Both Windows 10 and Windows 11 have been discovered to be impacted by a local privilege escalation vulnerability that can allow attackers to gain access to otherwise inaccessible areas of the registry. The exploitation of this vulnerability could lead to the discovery of passwords, DPAPI decryption keys, and more. The zero-day vulnerability called HiveNightmare allows unauthorized access to the Security Account Manager (SAM), SYSTEM, and SECURITY hive files. A US-CERT advisory warns that the security flaw could enable attackers to extract account password hashes, discover the original Windows installation password, recover DPAPI computer keys, and obtain a computer machine account. Microsoft describes the flaw as an elevation of privilege vulnerability that stems from overly permissive Access Control Lists (ACLs) on multiple system files, including the SAM database. An attacker could run arbitrary code with SYSTEM privileges through the successful exploitation of this vulnerability. They could then perform malicious activities such as viewing, changing, or deleting data, and creating new accounts with full user rights. However, an attacker must know how to execute code on a victim's machine to exploit the vulnerability. Microsoft has provided information about a workaround to help mitigate the vulnerability until a patch is made available. This article continues to discuss the HiveNightmare registry vulnerability that affects Windows 10 and 11, and details about a workaround to help mitigate it.
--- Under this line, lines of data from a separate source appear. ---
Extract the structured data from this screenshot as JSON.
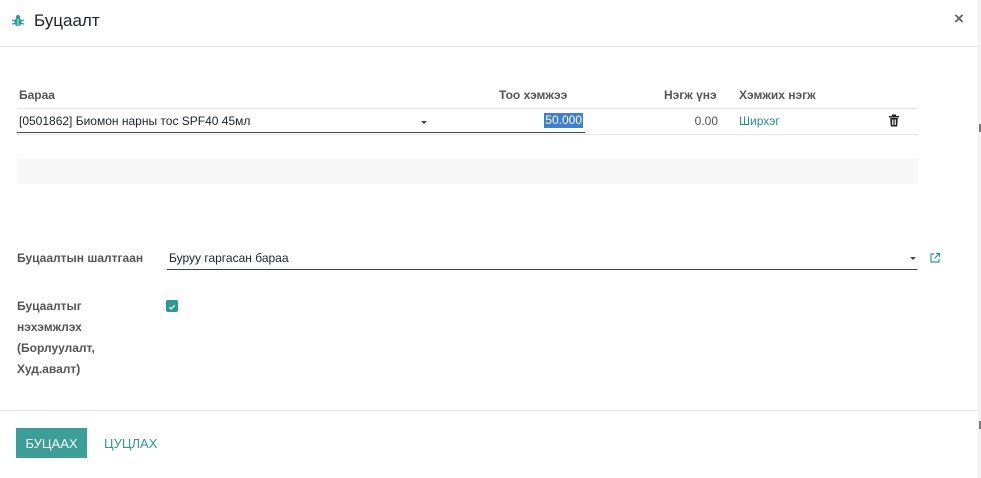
{
  "dialog": {
    "title": "Буцаалт",
    "close_label": "×"
  },
  "table": {
    "headers": {
      "product": "Бараа",
      "quantity": "Тоо хэмжээ",
      "unit_price": "Нэгж үнэ",
      "uom": "Хэмжих нэгж"
    },
    "rows": [
      {
        "product": "[0501862] Биомон нарны тос SPF40 45мл",
        "quantity": "50.000",
        "unit_price": "0.00",
        "uom": "Ширхэг"
      }
    ]
  },
  "form": {
    "reason_label": "Буцаалтын шалтгаан",
    "reason_value": "Буруу гаргасан бараа",
    "refund_label": "Буцаалтыг нэхэмжлэх (Борлуулалт, Худ.авалт)",
    "refund_checked": true
  },
  "footer": {
    "primary_button": "БУЦААХ",
    "cancel_button": "ЦУЦЛАХ"
  },
  "colors": {
    "accent": "#2a9a93",
    "primary_button": "#3b9e97",
    "selection": "#3d7fd6"
  }
}
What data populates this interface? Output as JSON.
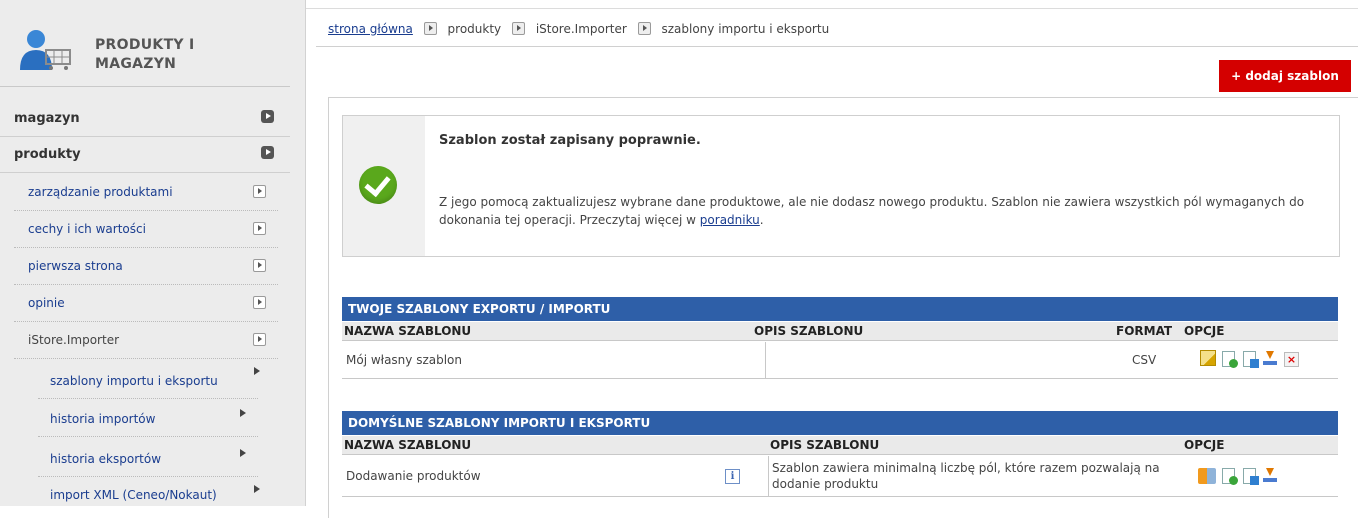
{
  "sidebar": {
    "title_line1": "PRODUKTY I",
    "title_line2": "MAGAZYN",
    "sections": [
      {
        "label": "magazyn"
      },
      {
        "label": "produkty"
      }
    ],
    "items": [
      {
        "label": "zarządzanie produktami"
      },
      {
        "label": "cechy i ich wartości"
      },
      {
        "label": "pierwsza strona"
      },
      {
        "label": "opinie"
      },
      {
        "label": "iStore.Importer"
      }
    ],
    "subitems": [
      {
        "label": "szablony importu i eksportu"
      },
      {
        "label": "historia importów"
      },
      {
        "label": "historia eksportów"
      },
      {
        "label": "import XML (Ceneo/Nokaut)"
      }
    ]
  },
  "breadcrumb": {
    "home": "strona główna",
    "b1": "produkty",
    "b2": "iStore.Importer",
    "b3": "szablony importu i eksportu"
  },
  "add_button": "+ dodaj szablon",
  "message": {
    "title": "Szablon został zapisany poprawnie.",
    "text_before": "Z jego pomocą zaktualizujesz wybrane dane produktowe, ale nie dodasz nowego produktu. Szablon nie zawiera wszystkich pól wymaganych do dokonania tej operacji. Przeczytaj więcej w ",
    "link": "poradniku",
    "text_after": "."
  },
  "table1": {
    "header": "TWOJE SZABLONY EXPORTU / IMPORTU",
    "col_name": "NAZWA SZABLONU",
    "col_desc": "OPIS SZABLONU",
    "col_format": "FORMAT",
    "col_options": "OPCJE",
    "rows": [
      {
        "name": "Mój własny szablon",
        "desc": "",
        "format": "CSV"
      }
    ]
  },
  "table2": {
    "header": "DOMYŚLNE SZABLONY IMPORTU I EKSPORTU",
    "col_name": "NAZWA SZABLONU",
    "col_desc": "OPIS SZABLONU",
    "col_options": "OPCJE",
    "rows": [
      {
        "name": "Dodawanie produktów",
        "desc": "Szablon zawiera minimalną liczbę pól, które razem pozwalają na dodanie produktu"
      }
    ]
  },
  "colors": {
    "accent_red": "#d40000",
    "table_header_blue": "#2e5fa8",
    "success_green": "#5aa81c",
    "link_blue": "#1a3d8f"
  }
}
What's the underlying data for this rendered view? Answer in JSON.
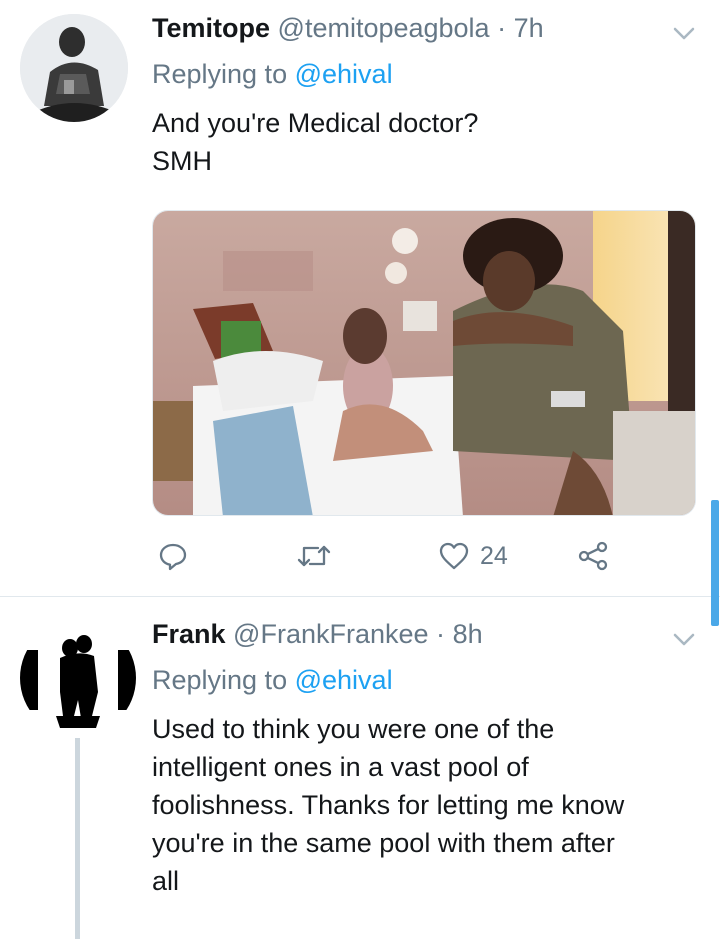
{
  "tweets": [
    {
      "name": "Temitope",
      "handle": "@temitopeagbola",
      "dot": "·",
      "time": "7h",
      "replying_prefix": "Replying to",
      "replying_to": "@ehival",
      "text_lines": [
        "And you're Medical doctor?",
        "SMH"
      ],
      "actions": {
        "reply_count": "",
        "retweet_count": "",
        "like_count": "24"
      }
    },
    {
      "name": "Frank",
      "handle": "@FrankFrankee",
      "dot": "·",
      "time": "8h",
      "replying_prefix": "Replying to",
      "replying_to": "@ehival",
      "text_lines": [
        "Used to think you were one of the",
        "intelligent ones in a vast pool of",
        "foolishness. Thanks for letting me know",
        "you're in the same pool with them after",
        "all"
      ]
    }
  ],
  "icons": {
    "reply": "reply-icon",
    "retweet": "retweet-icon",
    "like": "heart-icon",
    "share": "share-icon",
    "more": "chevron-down-icon"
  },
  "colors": {
    "accent": "#1da1f2",
    "secondary_text": "#657786",
    "primary_text": "#14171a",
    "divider": "#e1e8ed",
    "scrollbar": "#4aa8e8"
  }
}
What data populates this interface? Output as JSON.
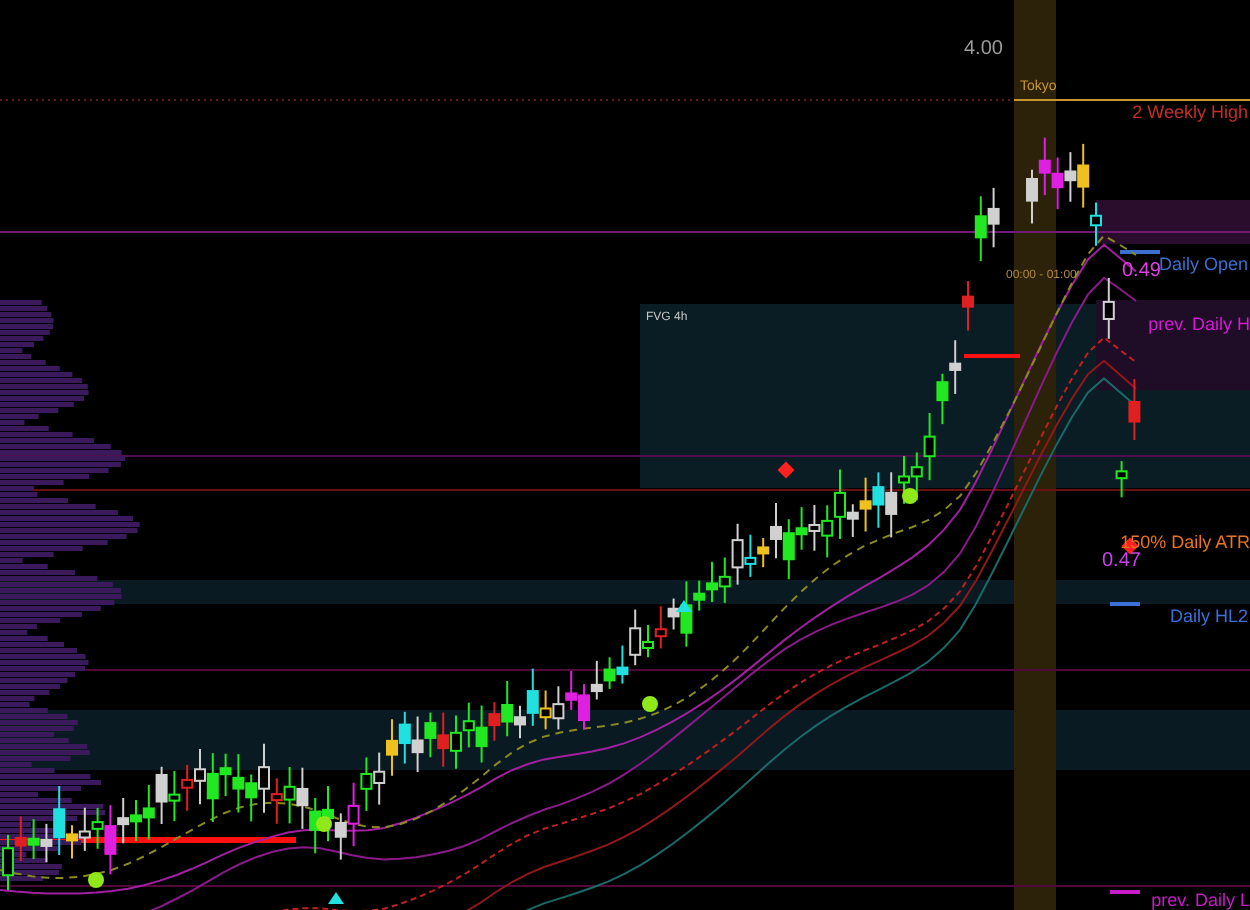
{
  "chart": {
    "labels": [
      {
        "text": "4.00",
        "color": "#9a9a9a"
      },
      {
        "text": "Tokyo",
        "color": "#c8962e"
      },
      {
        "text": "2 Weekly High",
        "color": "#c0302a"
      },
      {
        "text": "00:00 - 01:00",
        "color": "#b08a40"
      },
      {
        "text": "0.49",
        "color": "#e43ce4"
      },
      {
        "text": "Daily Open",
        "color": "#3b6fd0"
      },
      {
        "text": "FVG 4h",
        "color": "#c8c8c8"
      },
      {
        "text": "prev. Daily H",
        "color": "#d41cd4"
      },
      {
        "text": "150% Daily ATR",
        "color": "#e8741c"
      },
      {
        "text": "0.47",
        "color": "#c844e8"
      },
      {
        "text": "Daily HL2",
        "color": "#3a70d8"
      },
      {
        "text": "prev. Daily L",
        "color": "#c81cc8"
      }
    ]
  }
}
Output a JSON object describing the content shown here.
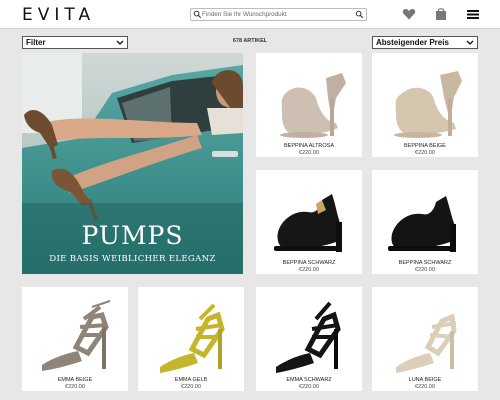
{
  "header": {
    "logo": "EVITA",
    "search_placeholder": "Finden Sie Ihr Wunschprodukt",
    "icons": [
      "search-icon",
      "heart-icon",
      "shopping-bag-icon",
      "hamburger-menu-icon"
    ]
  },
  "toolbar": {
    "filter_label": "Filter",
    "article_count": "678 ARTIKEL",
    "sort_label": "Absteigender Preis"
  },
  "banner": {
    "title": "PUMPS",
    "subtitle": "DIE BASIS WEIBLICHER ELEGANZ"
  },
  "products": [
    {
      "name": "BEPPINA ALTROSA",
      "price": "€220.00",
      "color": "#c9b9aa"
    },
    {
      "name": "BEPPINA BEIGE",
      "price": "€220.00",
      "color": "#d3c4ad"
    },
    {
      "name": "BEPPINA SCHWARZ",
      "price": "€220.00",
      "color": "#161616"
    },
    {
      "name": "BEPPINA SCHWARZ",
      "price": "€220.00",
      "color": "#161616"
    },
    {
      "name": "EMMA BEIGE",
      "price": "€220.00",
      "color": "#8e8577"
    },
    {
      "name": "EMMA GELB",
      "price": "€220.00",
      "color": "#c4b52b"
    },
    {
      "name": "EMMA SCHWARZ",
      "price": "€220.00",
      "color": "#141414"
    },
    {
      "name": "LUNA BEIGE",
      "price": "€220.00",
      "color": "#dccfb9"
    }
  ]
}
BetaNews reports "HiveNightmare: Windows 10 and Windows 11 Have a Security Vulnerability"